In Severance, too, the need to work is removed (albeit through a pandemic apocalypse rather than obscene wealth). But instead of fleeing from work or its institutions, Ma’s protagonist Candace cleaves to them, returning to her office building long after New York has been abandoned, ostensibly for an enormous payout that arrives at the moment that money itself has become meaningless. The thing that interests me about Severance though, that I think is not so much missing as unattempted in these other novels, is its sense of a future. At the centre of all of the novels I’ve listed here there is some degree of embattlement with the cycle of production and consumption that govern life under late capitalism, as well as the additional challenges of finding meaning as a woman within this matrix. Each of the women they follow flirts with transformation or goes to some lengths to attain it, but ultimately they are trapped within the airless space inside their own heads, powerless to make any change within an indifferent system. Though Severance shares much of their passivity – Candace’s depression cannot be denied; she walks in a haze of grief throughout the book – this is coupled with something more propulsive. The system may not be overturned but it does self-destruct: the firm Candace works for forces its Chinese workforce to labour under conditions that foster the disease that stops the world. I like this idea of the millennial novel as an apocalyptic one, one in which the protagonist, previously wedded to the structures of work and production, now rejects it for the open field of post-apocalyptic America. Rather than live in a midwestern strip mall, under the rule of a former IT guy called Bob, Candace flees with her unborn child into the wild. What does she flee towards? It’s hard to say. Death, maybe. Motherhood, certainly – and one that can look like virtually anything in this new landscape. I don’t think the novel takes it as its business to know the answer to this question.
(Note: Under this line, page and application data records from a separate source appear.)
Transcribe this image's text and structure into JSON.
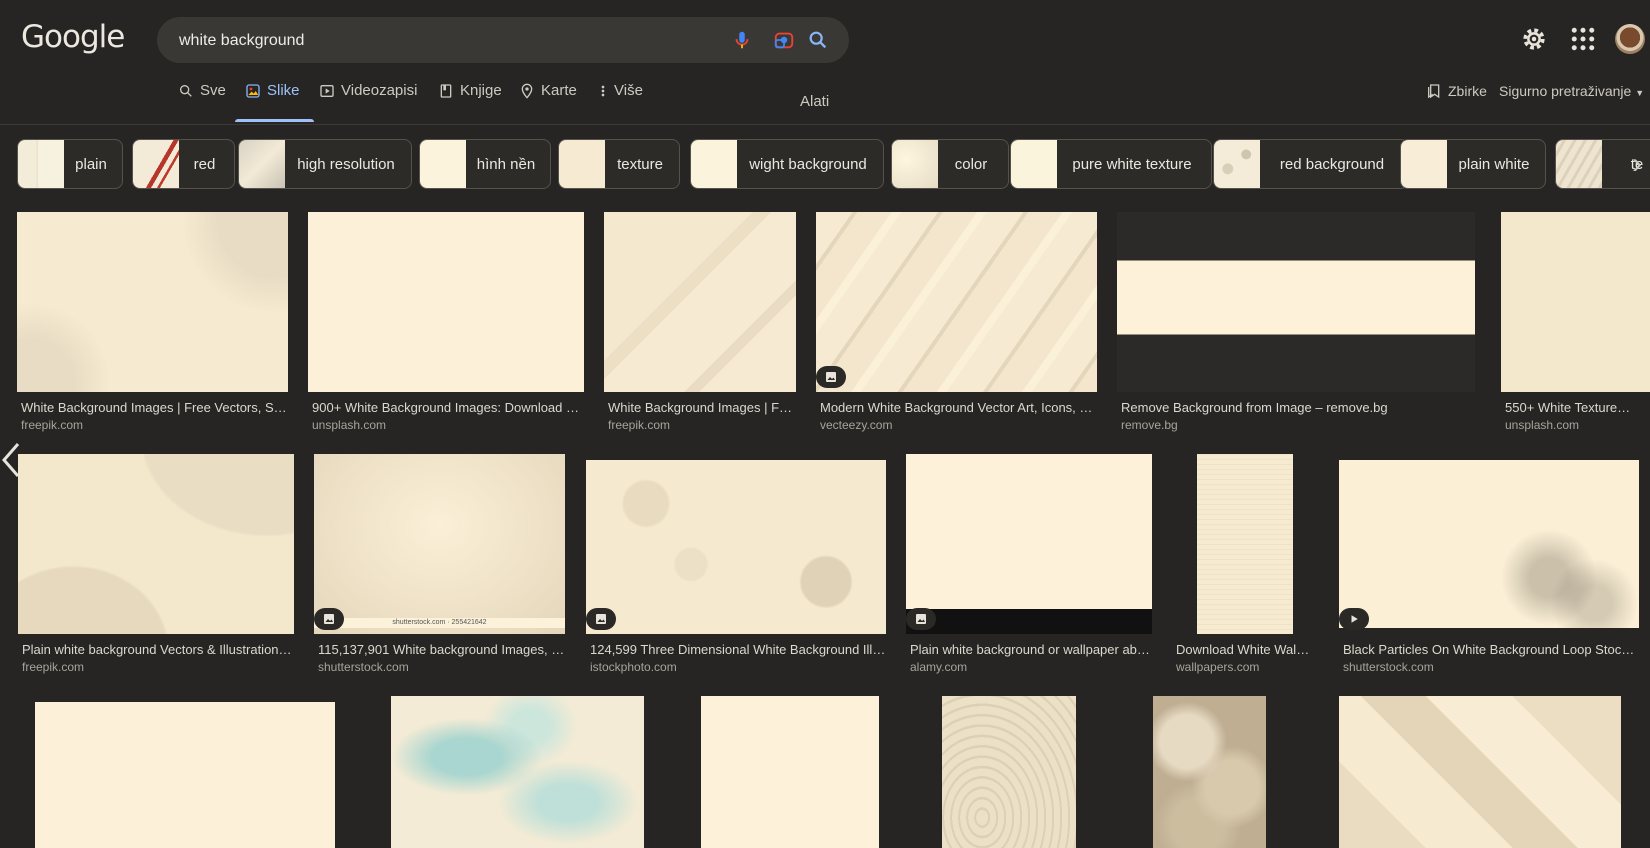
{
  "logo": "Google",
  "search": {
    "query": "white background"
  },
  "tabs": [
    {
      "label": "Sve"
    },
    {
      "label": "Slike"
    },
    {
      "label": "Videozapisi"
    },
    {
      "label": "Knjige"
    },
    {
      "label": "Karte"
    },
    {
      "label": "Više"
    }
  ],
  "tools_label": "Alati",
  "collections_label": "Zbirke",
  "safe_search_label": "Sigurno pretraživanje",
  "chips": [
    {
      "label": "plain"
    },
    {
      "label": "red"
    },
    {
      "label": "high resolution"
    },
    {
      "label": "hình nền"
    },
    {
      "label": "texture"
    },
    {
      "label": "wight background"
    },
    {
      "label": "color"
    },
    {
      "label": "pure white texture"
    },
    {
      "label": "red background"
    },
    {
      "label": "plain white"
    },
    {
      "label": "te"
    }
  ],
  "results": [
    {
      "title": "White Background Images | Free Vectors, Stoc...",
      "site": "freepik.com"
    },
    {
      "title": "900+ White Background Images: Download HD ...",
      "site": "unsplash.com"
    },
    {
      "title": "White Background Images | Fre...",
      "site": "freepik.com"
    },
    {
      "title": "Modern White Background Vector Art, Icons, an...",
      "site": "vecteezy.com"
    },
    {
      "title": "Remove Background from Image – remove.bg",
      "site": "remove.bg"
    },
    {
      "title": "550+ White Texture Pic...",
      "site": "unsplash.com"
    },
    {
      "title": "Plain white background Vectors & Illustrations ...",
      "site": "freepik.com"
    },
    {
      "title": "115,137,901 White background Images, St...",
      "site": "shutterstock.com"
    },
    {
      "title": "124,599 Three Dimensional White Background Illust...",
      "site": "istockphoto.com"
    },
    {
      "title": "Plain white background or wallpaper abst...",
      "site": "alamy.com"
    },
    {
      "title": "Download White Wallp...",
      "site": "wallpapers.com"
    },
    {
      "title": "Black Particles On White Background Loop Stock F...",
      "site": "shutterstock.com"
    }
  ],
  "image_watermark": "shutterstock.com · 255421642",
  "colors": {
    "background": "#262523",
    "accent": "#9ec1f7",
    "image_base": "#fdf0d8"
  }
}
It merely wants to ask it. If the sad girls of millennial fiction are dejected by the question of “What now?”, Severance asks, “What next?”